Oriakhi announced last week that he would be leaving Connecticut because the NCAA will begin enforcing a rule that would preclude teams from the postseason if they do not meet a minimum academic progress rate. Barring a successful appeal, the Huskies are expected to be the most prominent program held out of the NCAA tournament next season as a result.
The Hokies have three scholarships available for the 2012-13 season, and if Connecticut is ineligible for the NCAA tournament, Oriakhi would not have to sit out a year when he transfers.
Two people with knowledge of the situation said Virginia Tech is viewed as a long shot to land Oriakhi, who has reportedly received interest from North Carolina, Duke, Kentucky and Missouri, among others, since being officially released from his scholarship at Connecticut on Tuesday. But the 6-foot-9 rising senior would instantly become the Hokies’ most established big man if he were to unexpectedly choose Virginia Tech.

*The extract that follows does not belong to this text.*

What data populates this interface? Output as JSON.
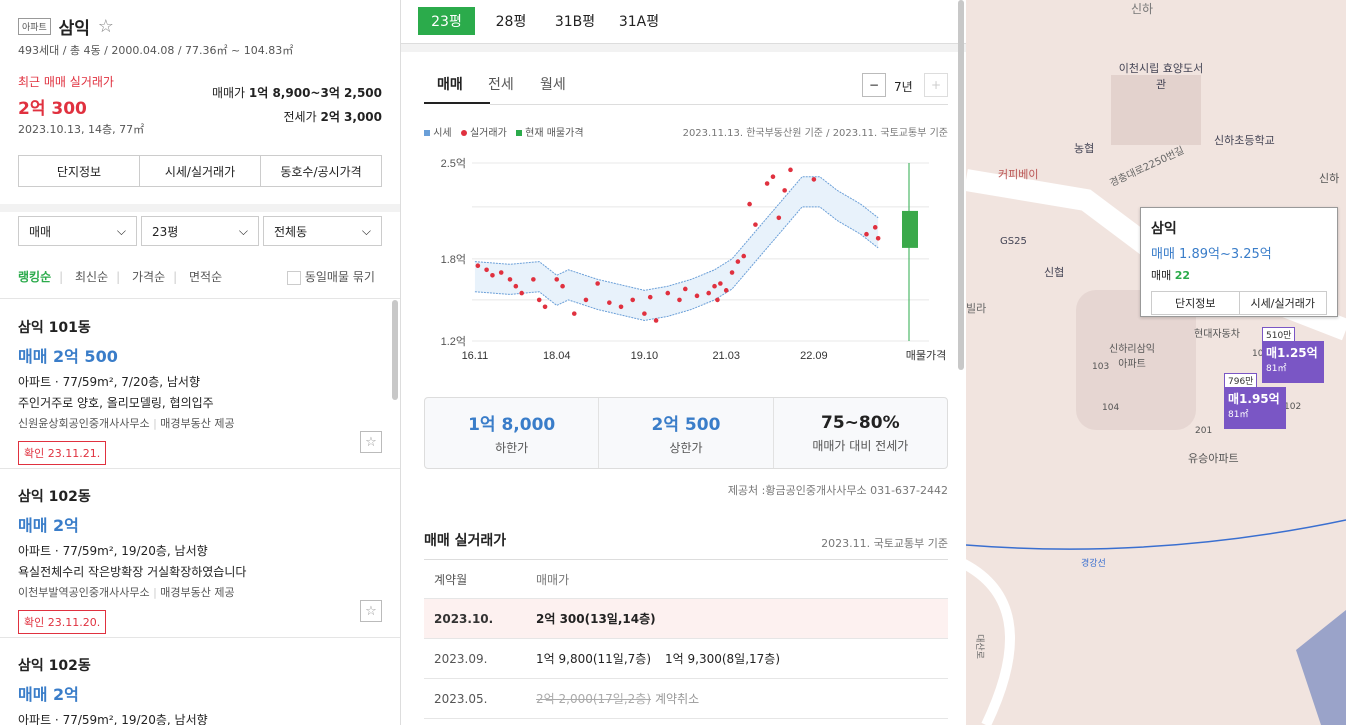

Oriakhi was a key cog on Connecticut’s national championship team in 2011, averaging 9.6 points, 8.7 rebounds and 1.6 blocks per game at the center position. But the Lowell, Mass., native saw his minutes decrease and his production slip as a junior this past season because of the emergence of freshman Andre Drummond.
Greenberg said earlier this offseason that he hoped to add two players to Virginia Tech’s roster – a combo guard and another big man — for the upcoming season and that he wasn’t opposed to going the junior college route if the prospective player could graduate. Oriakhi reportedly left Connecticut in good academic standing and would not have issues getting into schools, one person said.
Big East rules prohibit Oriakhi from transferring within the conference. He would have to receive a waiver to transfer to an SEC program, because that conference prohibits one-year transfers.